During her religious career Anne Bourdon assumed the most important offices in the convent. She was in turn depositary, secretary of the chapter, zelatrice, assistant superior, and mistress of novices. In addition, she distinguished herself as the compiler or author of the Vieux Récit. After the fire of 1686 she reconstructed, from memory, 50 years of archival information that had been destroyed. For this task she was well fitted by her qualities of birth, mind, and heart. On 7 June 1700, although Bishop Laval wanted another superior from France, the members of the chapter gave their votes to Mother Anne Bourdon de Sainte-Agnès.

Having been with the Ursulines since her childhood, she had known the foundresses and been reared in their way of thinking. Moreover, she had heard her family discuss the problems of the colony and the kingdom. Furthermore, she possessed a remarkable intelligence, and an orderly and inquisitive mind. The last words she wrote reveal her faith and her patriotism: “They [the English] put their trust in their number[s]; as for us, Lord, our trust is in your protection.”

She died of a “violent and incurable pleurisy” on 4 Nov. 1711. According to the Registres, “her saintly life... spared her all dread of death.”

Marie-Emmanuel Chabot

AMUQ, Constitution manuscrite des Ursulines de Québec (1647); Registre des entrées des pensionnaires. JJ (Laverdière et Casgrain), 250. Marie Guyart de l’Incarnation, Lettres (Richaudeau), II. DCB, I, 111–13. Le Jeune, Dictionnaire, I, 225–27. P.-G. Roy, A travers lhistoire des Ursulines de Québec (Lévis, 1939), 40. Les Ursulines de Québec (1866–78), I, 224–27, 299, 449, 472–73; II, 42, 74–78.

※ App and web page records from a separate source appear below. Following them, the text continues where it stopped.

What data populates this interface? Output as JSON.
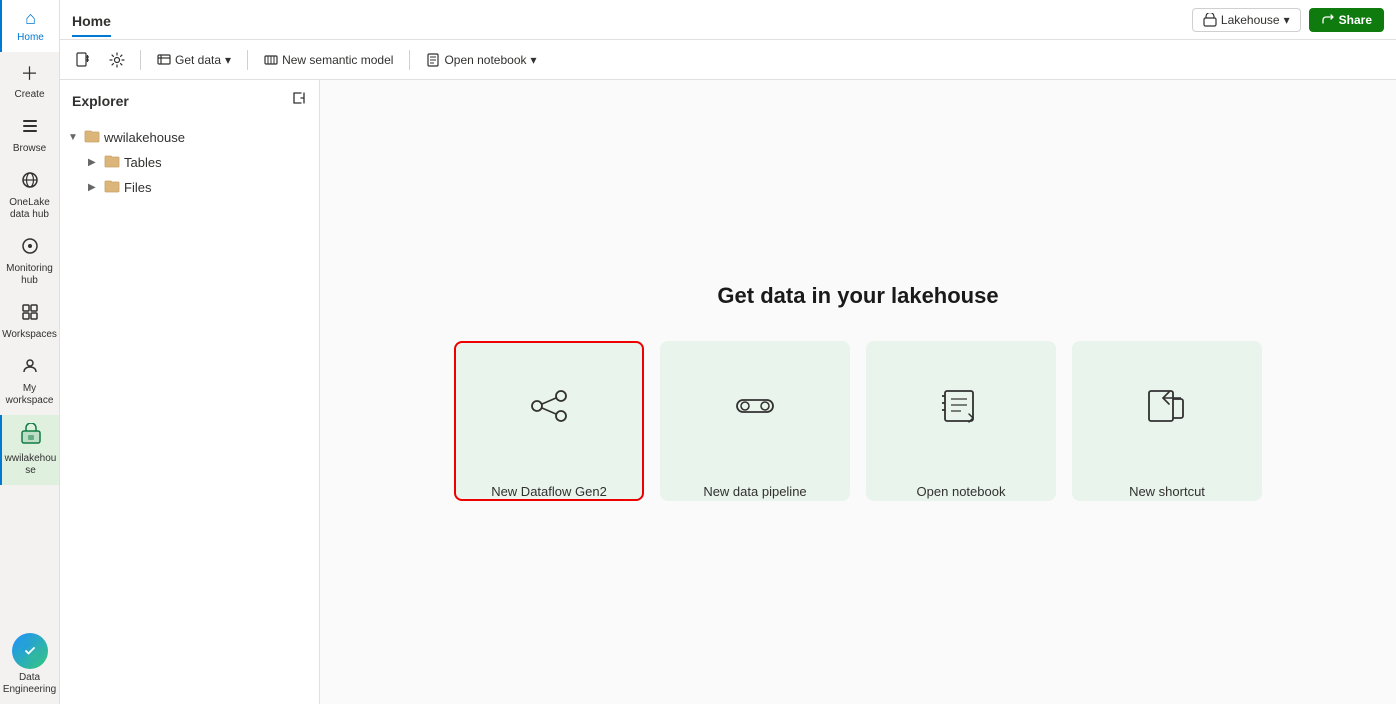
{
  "topbar": {
    "title": "Home",
    "lakehouse_btn": "Lakehouse",
    "share_btn": "Share"
  },
  "toolbar": {
    "new_item_icon": "📄",
    "settings_icon": "⚙",
    "get_data_label": "Get data",
    "new_semantic_model_label": "New semantic model",
    "open_notebook_label": "Open notebook"
  },
  "explorer": {
    "title": "Explorer",
    "root_item": "wwilakehouse",
    "children": [
      {
        "label": "Tables",
        "type": "folder"
      },
      {
        "label": "Files",
        "type": "folder"
      }
    ]
  },
  "sidebar": {
    "items": [
      {
        "id": "home",
        "label": "Home",
        "icon": "🏠",
        "active": true
      },
      {
        "id": "create",
        "label": "Create",
        "icon": "➕"
      },
      {
        "id": "browse",
        "label": "Browse",
        "icon": "📁"
      },
      {
        "id": "onelake",
        "label": "OneLake\ndata hub",
        "icon": "🌐"
      },
      {
        "id": "monitoring",
        "label": "Monitoring\nhub",
        "icon": "⊙"
      },
      {
        "id": "workspaces",
        "label": "Workspaces",
        "icon": "⊞"
      },
      {
        "id": "myworkspace",
        "label": "My\nworkspace",
        "icon": "👤"
      },
      {
        "id": "wwilakehouse",
        "label": "wwilakehou\nse",
        "icon": "💧",
        "highlight": true
      }
    ]
  },
  "main": {
    "heading": "Get data in your lakehouse",
    "cards": [
      {
        "id": "dataflow",
        "label": "New Dataflow Gen2",
        "selected": true
      },
      {
        "id": "pipeline",
        "label": "New data pipeline",
        "selected": false
      },
      {
        "id": "notebook",
        "label": "Open notebook",
        "selected": false
      },
      {
        "id": "shortcut",
        "label": "New shortcut",
        "selected": false
      }
    ]
  },
  "bottom": {
    "label": "Data\nEngineering"
  }
}
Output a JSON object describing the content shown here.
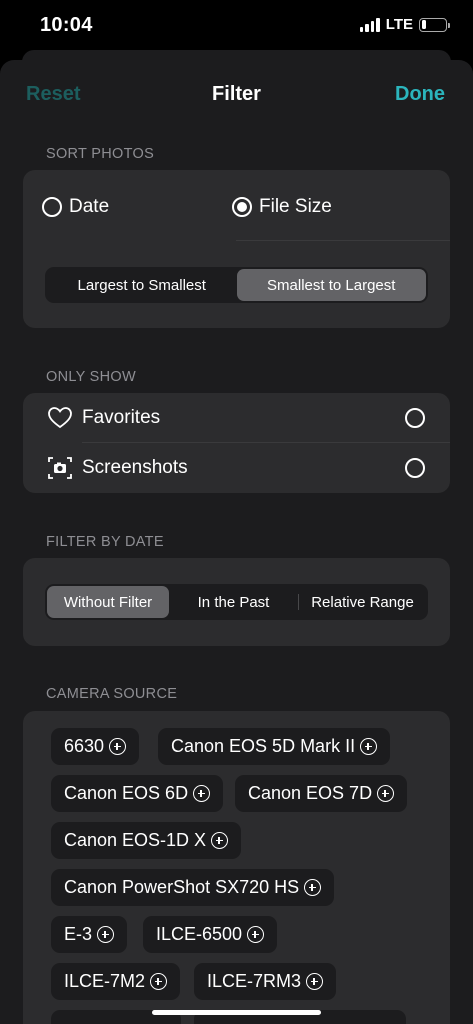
{
  "status": {
    "time": "10:04",
    "network": "LTE",
    "battery_level": 0.2
  },
  "nav": {
    "reset": "Reset",
    "title": "Filter",
    "done": "Done"
  },
  "sort": {
    "header": "SORT PHOTOS",
    "options": [
      {
        "label": "Date",
        "selected": false
      },
      {
        "label": "File Size",
        "selected": true
      }
    ],
    "order": {
      "left": "Largest to Smallest",
      "right": "Smallest to Largest",
      "selected": "Smallest to Largest"
    }
  },
  "only_show": {
    "header": "ONLY SHOW",
    "items": [
      {
        "label": "Favorites",
        "icon": "heart-icon",
        "selected": false
      },
      {
        "label": "Screenshots",
        "icon": "screenshot-icon",
        "selected": false
      }
    ]
  },
  "date_filter": {
    "header": "FILTER BY DATE",
    "options": [
      "Without Filter",
      "In the Past",
      "Relative Range"
    ],
    "selected": "Without Filter"
  },
  "camera": {
    "header": "CAMERA SOURCE",
    "sources": [
      "6630",
      "Canon EOS 5D Mark II",
      "Canon EOS 6D",
      "Canon EOS 7D",
      "Canon EOS-1D X",
      "Canon PowerShot SX720 HS",
      "E-3",
      "ILCE-6500",
      "ILCE-7M2",
      "ILCE-7RM3"
    ]
  },
  "colors": {
    "accent": "#2bb5bd",
    "reset": "#1c5e5e",
    "sheet": "#1c1c1e",
    "card": "#2c2c2e"
  }
}
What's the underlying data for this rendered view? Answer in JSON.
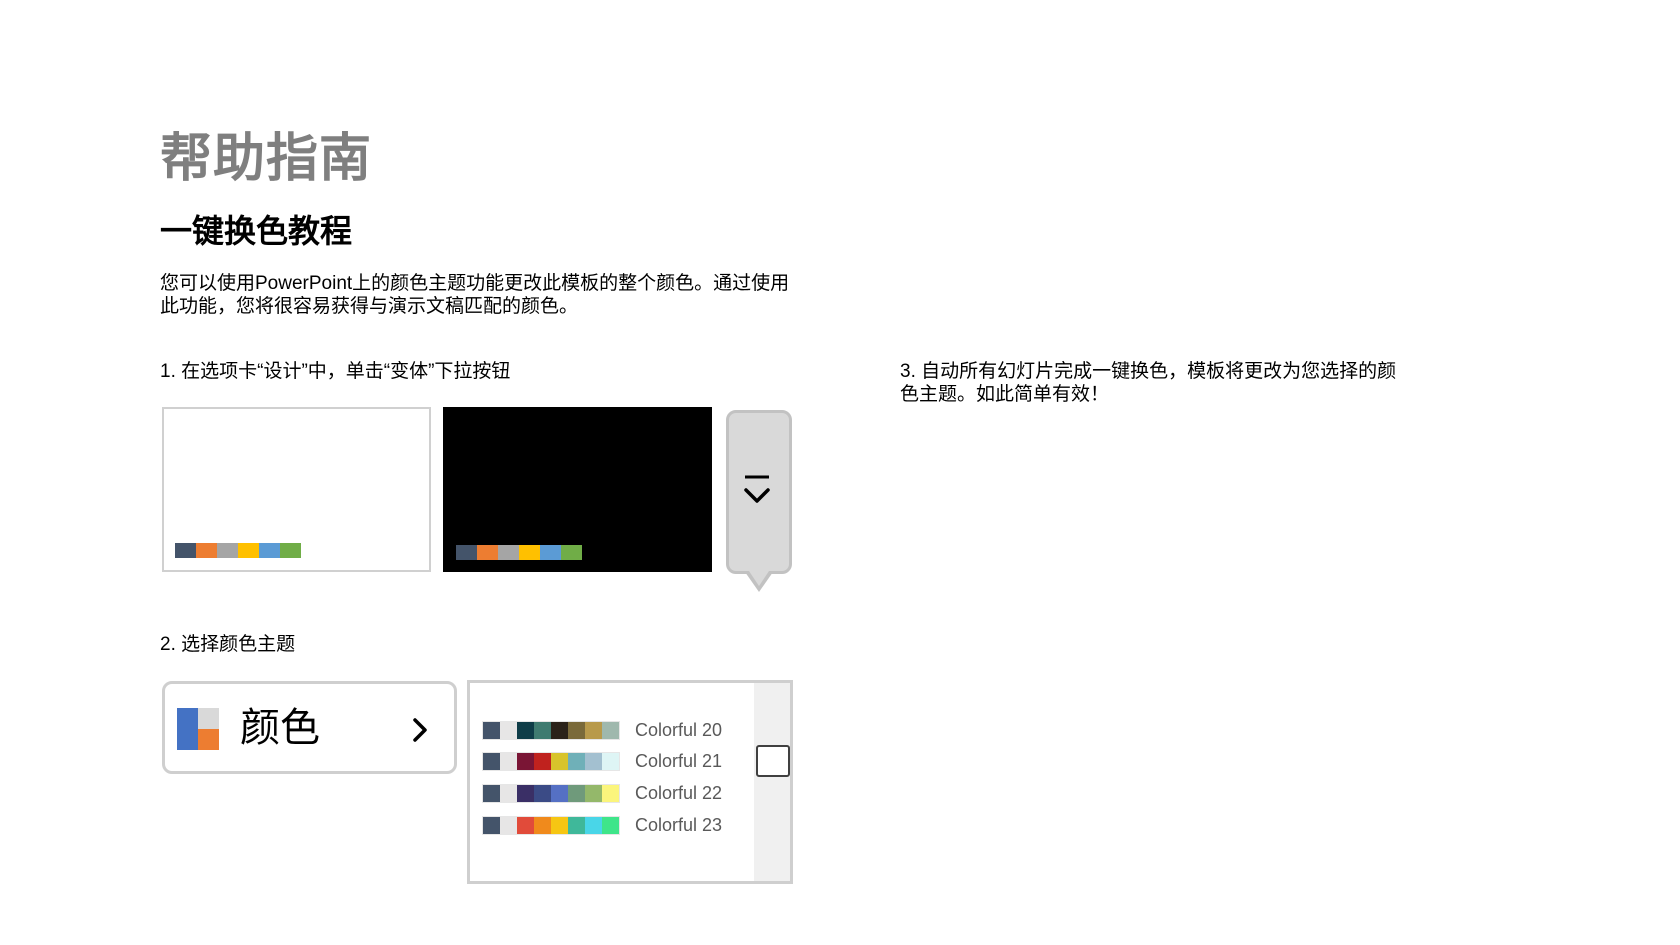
{
  "header": {
    "title": "帮助指南",
    "subtitle": "一键换色教程",
    "description": "您可以使用PowerPoint上的颜色主题功能更改此模板的整个颜色。通过使用此功能，您将很容易获得与演示文稿匹配的颜色。"
  },
  "steps": {
    "step1": "1. 在选项卡“设计”中，单击“变体”下拉按钮",
    "step2": "2. 选择颜色主题",
    "step3": "3. 自动所有幻灯片完成一键换色，模板将更改为您选择的颜色主题。如此简单有效！"
  },
  "variants": [
    {
      "background": "#ffffff",
      "swatches": [
        "#44546a",
        "#ed7d31",
        "#a5a5a5",
        "#ffc000",
        "#5b9bd5",
        "#70ad47"
      ]
    },
    {
      "background": "#000000",
      "swatches": [
        "#44546a",
        "#ed7d31",
        "#a5a5a5",
        "#ffc000",
        "#5b9bd5",
        "#70ad47"
      ]
    }
  ],
  "dropdown": {
    "icon": "expand-more-icon"
  },
  "colors_button": {
    "label": "颜色",
    "icon": "color-palette-icon",
    "chevron": "chevron-right-icon",
    "icon_colors": [
      "#4472c4",
      "#d9d9d9",
      "#ed7d31"
    ]
  },
  "theme_list": {
    "items": [
      {
        "name": "Colorful 20",
        "swatches": [
          "#44546a",
          "#e7e6e6",
          "#0f3d48",
          "#3f7b70",
          "#2a2219",
          "#7a6a3a",
          "#b89a4b",
          "#9fb8ad"
        ]
      },
      {
        "name": "Colorful 21",
        "swatches": [
          "#44546a",
          "#e7e6e6",
          "#7a1535",
          "#c0221e",
          "#d8c42b",
          "#6fb0b8",
          "#a3c0d0",
          "#def5f5"
        ]
      },
      {
        "name": "Colorful 22",
        "swatches": [
          "#44546a",
          "#e7e6e6",
          "#3a2f66",
          "#3b4b86",
          "#5570c4",
          "#6f9a7b",
          "#94b86a",
          "#fbf57c"
        ]
      },
      {
        "name": "Colorful 23",
        "swatches": [
          "#44546a",
          "#e7e6e6",
          "#e14b3a",
          "#f08a1c",
          "#f6c613",
          "#3fb89a",
          "#49d6e8",
          "#3fe58a"
        ]
      }
    ]
  }
}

Bibliography for the revised version:
Bibliothèque et Arch. Nationales du Québec, Centre d’arch. de Québec, CE301-S1, 29 août 1644.

General Bibliography

Cite This Article

Marie-Emmanuel Chabot, “BOURDON, ANNE, dite de Sainte-Agnès,” in Dictionary of Canadian Biography, vol. 2, University of Toronto/Université Laval, 2003–, accessed June 15, 2024, http://www.biographi.ca/en/bio/bourdon_anne_2E.html.

The citation above shows the format for footnotes and endnotes according to the Chicago manual of style (16th edition). Information to be used in other citation formats:

Permalink:   http://www.biographi.ca/en/bio/bourdon_anne_2E.html
Author of Article:   Marie-Emmanuel Chabot
Title of Article:   BOURDON, ANNE, dite de Sainte-Agnès
Publication Name:   Dictionary of Canadian Biography, vol. 2
Publisher:   University of Toronto/Université Laval
Year of publication:   1969
Year of revision:   2023
Access Date:   June 15, 2024